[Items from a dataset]
....

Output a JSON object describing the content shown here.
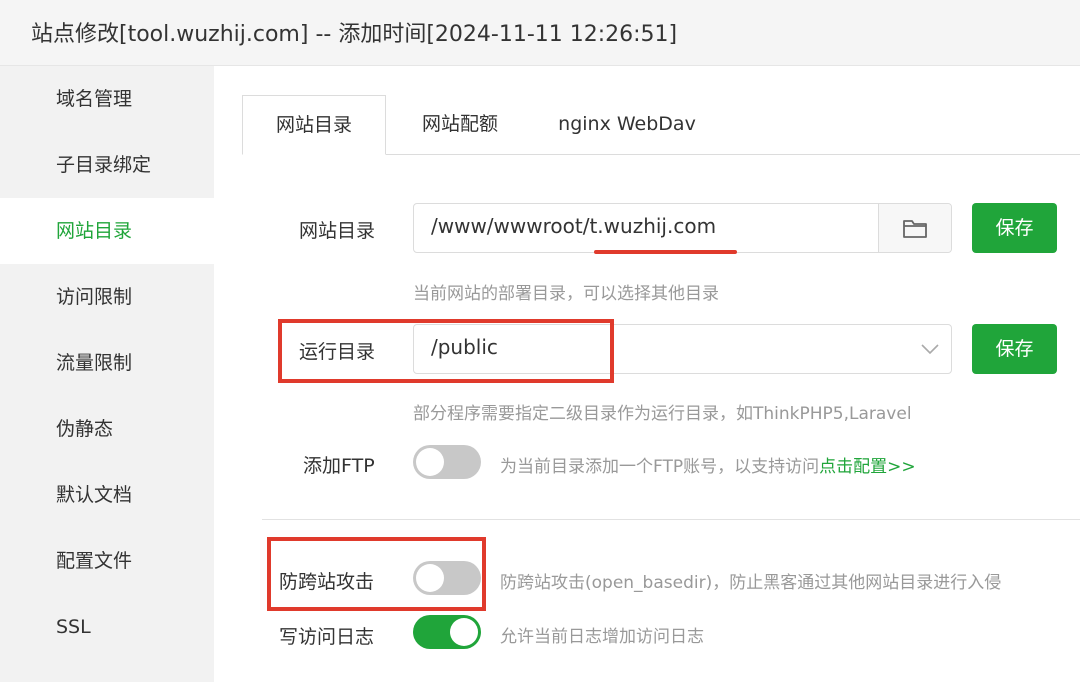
{
  "window": {
    "title": "站点修改[tool.wuzhij.com] -- 添加时间[2024-11-11 12:26:51]"
  },
  "sidebar": {
    "items": [
      {
        "label": "域名管理"
      },
      {
        "label": "子目录绑定"
      },
      {
        "label": "网站目录",
        "active": true
      },
      {
        "label": "访问限制"
      },
      {
        "label": "流量限制"
      },
      {
        "label": "伪静态"
      },
      {
        "label": "默认文档"
      },
      {
        "label": "配置文件"
      },
      {
        "label": "SSL"
      }
    ]
  },
  "tabs": [
    {
      "label": "网站目录",
      "active": true
    },
    {
      "label": "网站配额"
    },
    {
      "label": "nginx WebDav"
    }
  ],
  "site_dir": {
    "label": "网站目录",
    "value": "/www/wwwroot/t.wuzhij.com",
    "save_label": "保存",
    "hint": "当前网站的部署目录，可以选择其他目录",
    "icon": "folder-icon"
  },
  "run_dir": {
    "label": "运行目录",
    "value": "/public",
    "save_label": "保存",
    "hint": "部分程序需要指定二级目录作为运行目录，如ThinkPHP5,Laravel",
    "icon": "chevron-down-icon"
  },
  "ftp": {
    "label": "添加FTP",
    "enabled": false,
    "hint_prefix": "为当前目录添加一个FTP账号，以支持访问",
    "hint_link": "点击配置>>"
  },
  "cross_site": {
    "label": "防跨站攻击",
    "enabled": false,
    "hint": "防跨站攻击(open_basedir)，防止黑客通过其他网站目录进行入侵"
  },
  "access_log": {
    "label": "写访问日志",
    "enabled": true,
    "hint": "允许当前日志增加访问日志"
  },
  "colors": {
    "accent": "#20a53a",
    "annotation": "#e03a2c",
    "sidebar_bg": "#f2f2f2"
  }
}
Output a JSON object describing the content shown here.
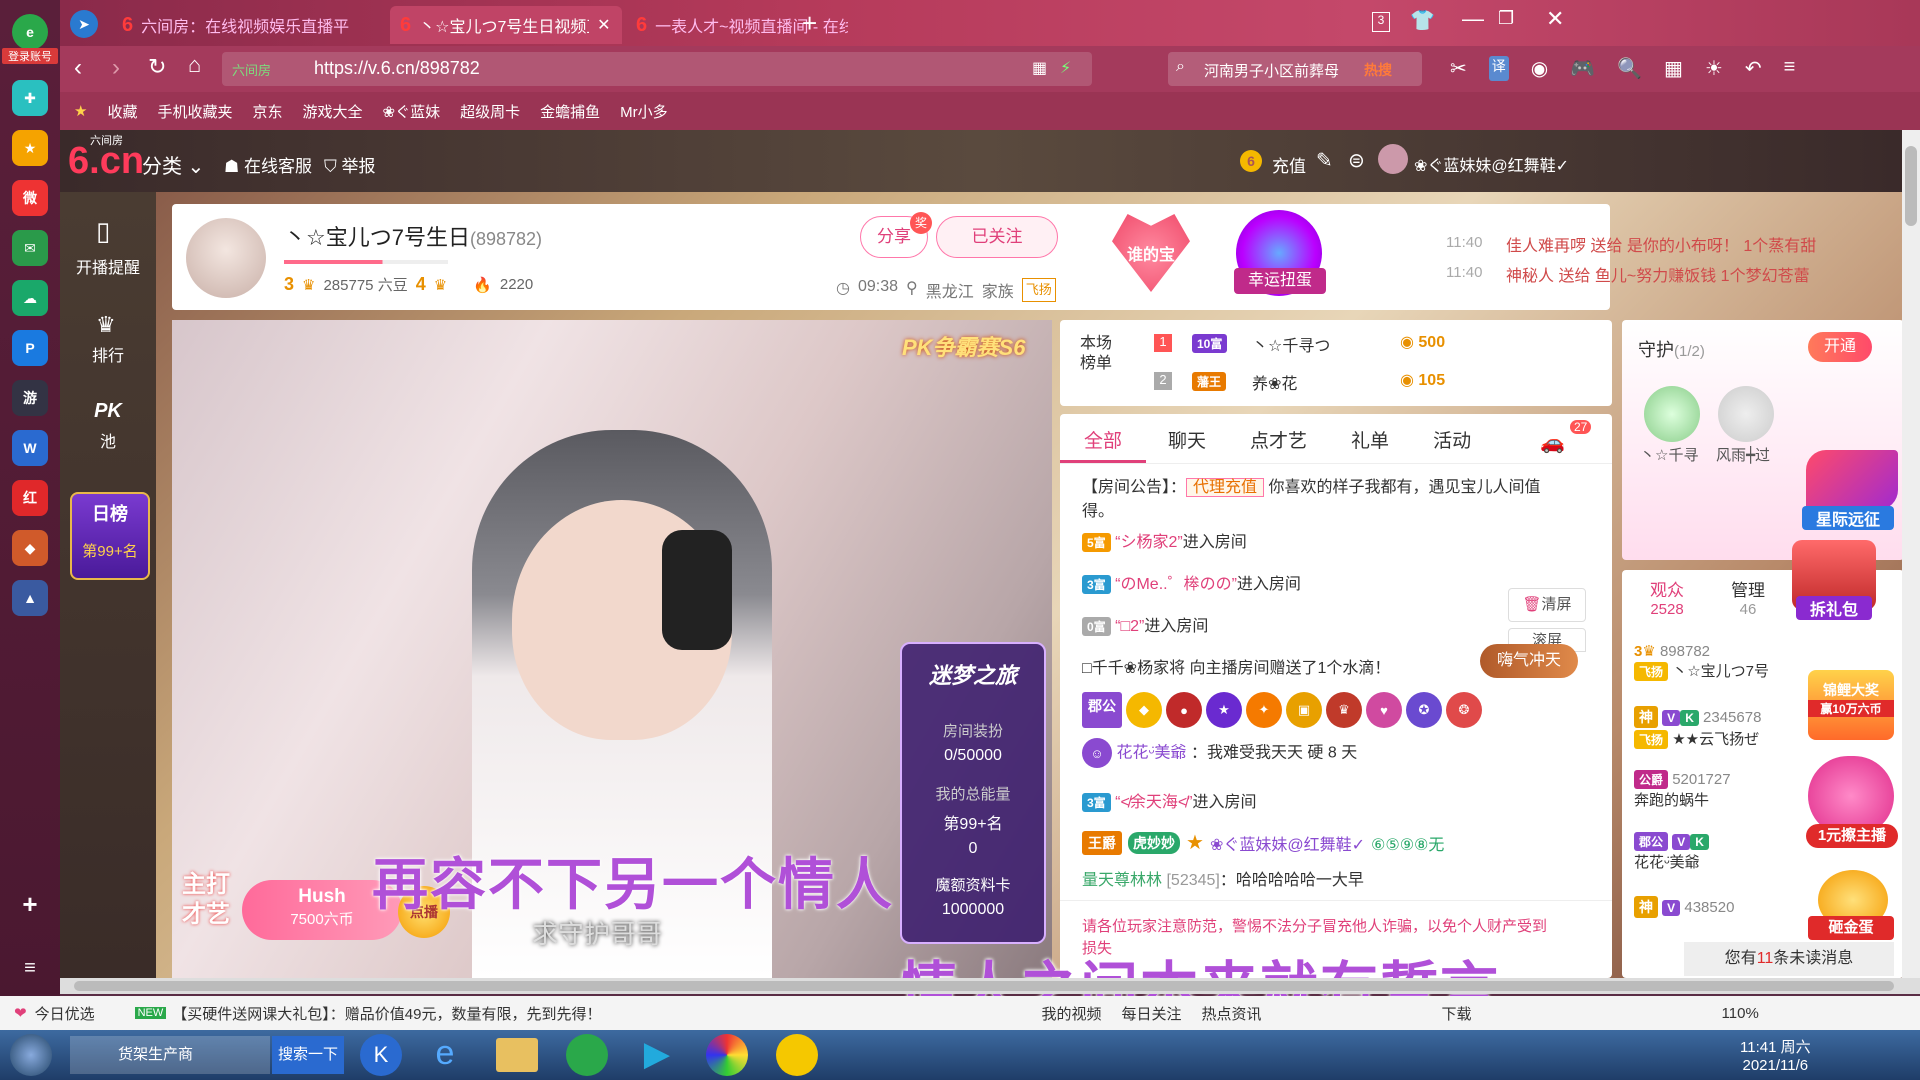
{
  "browser": {
    "left_badge": "登录账号",
    "tabs": [
      {
        "label": "六间房：在线视频娱乐直播平",
        "active": false
      },
      {
        "label": "丶☆宝儿つ7号生日视频直播间",
        "active": true
      },
      {
        "label": "一表人才~视频直播间 - 在线",
        "active": false
      }
    ],
    "new_tab": "+",
    "tab_counter": "3",
    "url_prefix": "六间房",
    "url": "https://v.6.cn/898782",
    "search_text": "河南男子小区前葬母",
    "search_hot": "热搜",
    "translate_label": "译",
    "bookmarks": [
      "收藏",
      "手机收藏夹",
      "京东",
      "游戏大全",
      "❀ぐ蓝妹",
      "超级周卡",
      "金蟾捕鱼",
      "Mr小多"
    ]
  },
  "site": {
    "logo_top": "六间房",
    "logo_main": "6.cn",
    "category": "分类",
    "service": "在线客服",
    "report": "举报",
    "recharge": "充值",
    "username": "❀ぐ蓝妹妹@红舞鞋✓"
  },
  "sidenav": {
    "start_remind": "开播提醒",
    "ranking": "排行",
    "pk": "PK",
    "pk_pool": "池",
    "daily": "日榜",
    "daily_rank": "第99+名"
  },
  "room": {
    "title": "丶☆宝儿つ7号生日",
    "room_id": "(898782)",
    "level_a": "3",
    "beans": "285775 六豆",
    "level_b": "4",
    "fire": "2220",
    "share": "分享",
    "share_badge": "奖",
    "followed": "已关注",
    "time": "09:38",
    "location": "黑龙江",
    "family_label": "家族",
    "family_name": "飞扬",
    "heart_label": "谁的宝",
    "lucky_label": "幸运扭蛋",
    "gifts": [
      {
        "time": "11:40",
        "text": "佳人难再啰 送给 是你的小布呀！ 1个蒸有甜"
      },
      {
        "time": "11:40",
        "text": "神秘人 送给 鱼儿~努力赚饭钱 1个梦幻苍蕾"
      }
    ]
  },
  "video": {
    "pk_badge": "PK争霸赛S6",
    "panel_title": "迷梦之旅",
    "decor_label": "房间装扮",
    "decor_value": "0/50000",
    "energy_label": "我的总能量",
    "energy_rank": "第99+名",
    "energy_value": "0",
    "card_label": "魔额资料卡",
    "card_value": "1000000",
    "song_tag": "主打才艺",
    "song_name": "Hush",
    "song_price": "7500六币",
    "song_btn": "点播",
    "lyric1": "再容不下另一个情人",
    "lyric_sub": "求守护哥哥",
    "lyric2": "情人之间本来就有誓言"
  },
  "rank": {
    "label": "本场榜单",
    "rows": [
      {
        "pos": "1",
        "badge": "10富",
        "name": "丶☆千寻つ",
        "score": "500"
      },
      {
        "pos": "2",
        "badge": "藩王",
        "name": "养❀花",
        "score": "105"
      }
    ]
  },
  "chat": {
    "tabs": [
      "全部",
      "聊天",
      "点才艺",
      "礼单",
      "活动"
    ],
    "car_badge": "27",
    "notice_prefix": "【房间公告】：",
    "notice_tag": "代理充值",
    "notice_text": "你喜欢的样子我都有，遇见宝儿人间值",
    "notice_text2": "得。",
    "clear": "清屏",
    "scroll": "滚屏",
    "atmosphere": "嗨气冲天",
    "lines": [
      {
        "badge": "5富",
        "name": "“シ杨家2”",
        "text": "进入房间"
      },
      {
        "badge": "3富",
        "name": "“のMe..゜桳のの”",
        "text": "进入房间"
      },
      {
        "badge": "0富",
        "name": "“□2”",
        "text": "进入房间"
      }
    ],
    "water": "□千千❀杨家将 向主播房间赠送了1个水滴！",
    "user1_name": "花花ᵕ̈美爺",
    "user1_msg": "：我难受我天天 硬 8 天",
    "line4_badge": "3富",
    "line4_name": "“≮余天海≮”",
    "line4_text": "进入房间",
    "king_badge": "王爵",
    "tiger": "虎妙妙",
    "self_name": "❀ぐ蓝妹妹@红舞鞋✓",
    "self_tail": "⑥⑤⑨⑧无",
    "msg5_name": "量天尊林林",
    "msg5_id": "[52345]",
    "msg5_text": "：哈哈哈哈哈一大早",
    "warning": "请各位玩家注意防范，警惕不法分子冒充他人诈骗，以免个人财产受到",
    "warning2": "损失"
  },
  "guard": {
    "title": "守护",
    "count": "(1/2)",
    "open": "开通",
    "members": [
      "丶☆千寻",
      "风雨┿过"
    ],
    "star_event": "星际远征",
    "gift_pack": "拆礼包"
  },
  "audience": {
    "tab1": "观众",
    "tab1_count": "2528",
    "tab2": "管理",
    "tab2_count": "46",
    "items": [
      {
        "id": "898782",
        "name": "丶☆宝儿つ7号"
      },
      {
        "id": "2345678",
        "name": "★★云飞扬ぜ"
      },
      {
        "id": "5201727",
        "name": "奔跑的蜗牛"
      },
      {
        "id": "",
        "name": "花花ᵕ̈美爺"
      },
      {
        "id": "438520",
        "name": ""
      }
    ],
    "promo1": "锦鲤大奖",
    "promo1b": "赢10万六币",
    "promo2": "1元擦主播",
    "promo3": "砸金蛋",
    "unread_prefix": "您有",
    "unread_count": "11",
    "unread_suffix": "条未读消息"
  },
  "statusbar": {
    "today": "今日优选",
    "new_tag": "NEW",
    "ad": "【买硬件送网课大礼包】：赠品价值49元，数量有限，先到先得！",
    "my_video": "我的视频",
    "daily_follow": "每日关注",
    "hot_news": "热点资讯",
    "download": "下载",
    "zoom": "110%"
  },
  "taskbar": {
    "app1": "货架生产商",
    "search_btn": "搜索一下",
    "time": "11:41 周六",
    "date": "2021/11/6"
  },
  "colors": {
    "accent": "#e0407a",
    "chrome": "#a43a5c",
    "gold": "#e89000"
  }
}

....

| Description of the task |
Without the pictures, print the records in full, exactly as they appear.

| Written answer |
Output a JSON object describing the content shown here.
{
  "window": {
    "title": "站点修改[tool.wuzhij.com] -- 添加时间[2024-11-11 12:26:51]"
  },
  "sidebar": {
    "items": [
      {
        "label": "域名管理"
      },
      {
        "label": "子目录绑定"
      },
      {
        "label": "网站目录",
        "active": true
      },
      {
        "label": "访问限制"
      },
      {
        "label": "流量限制"
      },
      {
        "label": "伪静态"
      },
      {
        "label": "默认文档"
      },
      {
        "label": "配置文件"
      },
      {
        "label": "SSL"
      }
    ]
  },
  "tabs": [
    {
      "label": "网站目录",
      "active": true
    },
    {
      "label": "网站配额"
    },
    {
      "label": "nginx WebDav"
    }
  ],
  "site_dir": {
    "label": "网站目录",
    "value": "/www/wwwroot/t.wuzhij.com",
    "save_label": "保存",
    "hint": "当前网站的部署目录，可以选择其他目录",
    "icon": "folder-icon"
  },
  "run_dir": {
    "label": "运行目录",
    "value": "/public",
    "save_label": "保存",
    "hint": "部分程序需要指定二级目录作为运行目录，如ThinkPHP5,Laravel",
    "icon": "chevron-down-icon"
  },
  "ftp": {
    "label": "添加FTP",
    "enabled": false,
    "hint_prefix": "为当前目录添加一个FTP账号，以支持访问",
    "hint_link": "点击配置>>"
  },
  "cross_site": {
    "label": "防跨站攻击",
    "enabled": false,
    "hint": "防跨站攻击(open_basedir)，防止黑客通过其他网站目录进行入侵"
  },
  "access_log": {
    "label": "写访问日志",
    "enabled": true,
    "hint": "允许当前日志增加访问日志"
  },
  "colors": {
    "accent": "#20a53a",
    "annotation": "#e03a2c",
    "sidebar_bg": "#f2f2f2"
  }
}
Output a JSON object describing the content shown here.
{
  "browser": {
    "left_badge": "登录账号",
    "tabs": [
      {
        "label": "六间房：在线视频娱乐直播平",
        "active": false
      },
      {
        "label": "丶☆宝儿つ7号生日视频直播间",
        "active": true
      },
      {
        "label": "一表人才~视频直播间 - 在线",
        "active": false
      }
    ],
    "new_tab": "+",
    "tab_counter": "3",
    "url_prefix": "六间房",
    "url": "https://v.6.cn/898782",
    "search_text": "河南男子小区前葬母",
    "search_hot": "热搜",
    "translate_label": "译",
    "bookmarks": [
      "收藏",
      "手机收藏夹",
      "京东",
      "游戏大全",
      "❀ぐ蓝妹",
      "超级周卡",
      "金蟾捕鱼",
      "Mr小多"
    ]
  },
  "site": {
    "logo_top": "六间房",
    "logo_main": "6.cn",
    "category": "分类",
    "service": "在线客服",
    "report": "举报",
    "recharge": "充值",
    "username": "❀ぐ蓝妹妹@红舞鞋✓"
  },
  "sidenav": {
    "start_remind": "开播提醒",
    "ranking": "排行",
    "pk": "PK",
    "pk_pool": "池",
    "daily": "日榜",
    "daily_rank": "第99+名"
  },
  "room": {
    "title": "丶☆宝儿つ7号生日",
    "room_id": "(898782)",
    "level_a": "3",
    "beans": "285775 六豆",
    "level_b": "4",
    "fire": "2220",
    "share": "分享",
    "share_badge": "奖",
    "followed": "已关注",
    "time": "09:38",
    "location": "黑龙江",
    "family_label": "家族",
    "family_name": "飞扬",
    "heart_label": "谁的宝",
    "lucky_label": "幸运扭蛋",
    "gifts": [
      {
        "time": "11:40",
        "text": "佳人难再啰 送给 是你的小布呀！ 1个蒸有甜"
      },
      {
        "time": "11:40",
        "text": "神秘人 送给 鱼儿~努力赚饭钱 1个梦幻苍蕾"
      }
    ]
  },
  "video": {
    "pk_badge": "PK争霸赛S6",
    "panel_title": "迷梦之旅",
    "decor_label": "房间装扮",
    "decor_value": "0/50000",
    "energy_label": "我的总能量",
    "energy_rank": "第99+名",
    "energy_value": "0",
    "card_label": "魔额资料卡",
    "card_value": "1000000",
    "song_tag": "主打才艺",
    "song_name": "Hush",
    "song_price": "7500六币",
    "song_btn": "点播",
    "lyric1": "再容不下另一个情人",
    "lyric_sub": "求守护哥哥",
    "lyric2": "情人之间本来就有誓言"
  },
  "rank": {
    "label": "本场榜单",
    "rows": [
      {
        "pos": "1",
        "badge": "10富",
        "name": "丶☆千寻つ",
        "score": "500"
      },
      {
        "pos": "2",
        "badge": "藩王",
        "name": "养❀花",
        "score": "105"
      }
    ]
  },
  "chat": {
    "tabs": [
      "全部",
      "聊天",
      "点才艺",
      "礼单",
      "活动"
    ],
    "car_badge": "27",
    "notice_prefix": "【房间公告】：",
    "notice_tag": "代理充值",
    "notice_text": "你喜欢的样子我都有，遇见宝儿人间值",
    "notice_text2": "得。",
    "clear": "清屏",
    "scroll": "滚屏",
    "atmosphere": "嗨气冲天",
    "lines": [
      {
        "badge": "5富",
        "name": "“シ杨家2”",
        "text": "进入房间"
      },
      {
        "badge": "3富",
        "name": "“のMe..゜桳のの”",
        "text": "进入房间"
      },
      {
        "badge": "0富",
        "name": "“□2”",
        "text": "进入房间"
      }
    ],
    "water": "□千千❀杨家将 向主播房间赠送了1个水滴！",
    "user1_name": "花花ᵕ̈美爺",
    "user1_msg": "：我难受我天天 硬 8 天",
    "line4_badge": "3富",
    "line4_name": "“≮余天海≮”",
    "line4_text": "进入房间",
    "king_badge": "王爵",
    "tiger": "虎妙妙",
    "self_name": "❀ぐ蓝妹妹@红舞鞋✓",
    "self_tail": "⑥⑤⑨⑧无",
    "msg5_name": "量天尊林林",
    "msg5_id": "[52345]",
    "msg5_text": "：哈哈哈哈哈一大早",
    "warning": "请各位玩家注意防范，警惕不法分子冒充他人诈骗，以免个人财产受到",
    "warning2": "损失"
  },
  "guard": {
    "title": "守护",
    "count": "(1/2)",
    "open": "开通",
    "members": [
      "丶☆千寻",
      "风雨┿过"
    ],
    "star_event": "星际远征",
    "gift_pack": "拆礼包"
  },
  "audience": {
    "tab1": "观众",
    "tab1_count": "2528",
    "tab2": "管理",
    "tab2_count": "46",
    "items": [
      {
        "id": "898782",
        "name": "丶☆宝儿つ7号"
      },
      {
        "id": "2345678",
        "name": "★★云飞扬ぜ"
      },
      {
        "id": "5201727",
        "name": "奔跑的蜗牛"
      },
      {
        "id": "",
        "name": "花花ᵕ̈美爺"
      },
      {
        "id": "438520",
        "name": ""
      }
    ],
    "promo1": "锦鲤大奖",
    "promo1b": "赢10万六币",
    "promo2": "1元擦主播",
    "promo3": "砸金蛋",
    "unread_prefix": "您有",
    "unread_count": "11",
    "unread_suffix": "条未读消息"
  },
  "statusbar": {
    "today": "今日优选",
    "new_tag": "NEW",
    "ad": "【买硬件送网课大礼包】：赠品价值49元，数量有限，先到先得！",
    "my_video": "我的视频",
    "daily_follow": "每日关注",
    "hot_news": "热点资讯",
    "download": "下载",
    "zoom": "110%"
  },
  "taskbar": {
    "app1": "货架生产商",
    "search_btn": "搜索一下",
    "time": "11:41 周六",
    "date": "2021/11/6"
  },
  "colors": {
    "accent": "#e0407a",
    "chrome": "#a43a5c",
    "gold": "#e89000"
  }
}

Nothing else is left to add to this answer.